Listed entries:
_ _ _
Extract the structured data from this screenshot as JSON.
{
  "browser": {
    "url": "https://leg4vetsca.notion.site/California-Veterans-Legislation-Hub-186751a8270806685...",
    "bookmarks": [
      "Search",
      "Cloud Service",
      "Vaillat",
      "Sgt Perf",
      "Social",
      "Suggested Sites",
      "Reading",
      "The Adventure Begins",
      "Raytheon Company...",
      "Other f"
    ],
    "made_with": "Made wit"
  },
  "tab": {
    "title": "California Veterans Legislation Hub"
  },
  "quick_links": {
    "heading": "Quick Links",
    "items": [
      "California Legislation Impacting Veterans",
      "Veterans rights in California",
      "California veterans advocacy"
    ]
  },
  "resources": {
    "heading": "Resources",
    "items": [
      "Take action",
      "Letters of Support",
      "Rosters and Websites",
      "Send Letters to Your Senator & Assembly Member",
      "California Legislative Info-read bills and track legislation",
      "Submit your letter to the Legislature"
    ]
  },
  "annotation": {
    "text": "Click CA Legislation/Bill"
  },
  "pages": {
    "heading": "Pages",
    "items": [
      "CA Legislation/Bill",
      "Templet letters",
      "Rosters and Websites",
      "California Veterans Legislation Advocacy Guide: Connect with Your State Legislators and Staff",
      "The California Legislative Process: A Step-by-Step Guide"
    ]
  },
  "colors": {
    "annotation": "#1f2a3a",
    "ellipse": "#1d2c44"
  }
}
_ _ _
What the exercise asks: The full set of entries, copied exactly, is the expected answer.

Answer for this exercise:
Extract the structured data from this screenshot as JSON.
{
  "browser": {
    "url": "https://leg4vetsca.notion.site/California-Veterans-Legislation-Hub-186751a8270806685...",
    "bookmarks": [
      "Search",
      "Cloud Service",
      "Vaillat",
      "Sgt Perf",
      "Social",
      "Suggested Sites",
      "Reading",
      "The Adventure Begins",
      "Raytheon Company...",
      "Other f"
    ],
    "made_with": "Made wit"
  },
  "tab": {
    "title": "California Veterans Legislation Hub"
  },
  "quick_links": {
    "heading": "Quick Links",
    "items": [
      "California Legislation Impacting Veterans",
      "Veterans rights in California",
      "California veterans advocacy"
    ]
  },
  "resources": {
    "heading": "Resources",
    "items": [
      "Take action",
      "Letters of Support",
      "Rosters and Websites",
      "Send Letters to Your Senator & Assembly Member",
      "California Legislative Info-read bills and track legislation",
      "Submit your letter to the Legislature"
    ]
  },
  "annotation": {
    "text": "Click CA Legislation/Bill"
  },
  "pages": {
    "heading": "Pages",
    "items": [
      "CA Legislation/Bill",
      "Templet letters",
      "Rosters and Websites",
      "California Veterans Legislation Advocacy Guide: Connect with Your State Legislators and Staff",
      "The California Legislative Process: A Step-by-Step Guide"
    ]
  },
  "colors": {
    "annotation": "#1f2a3a",
    "ellipse": "#1d2c44"
  }
}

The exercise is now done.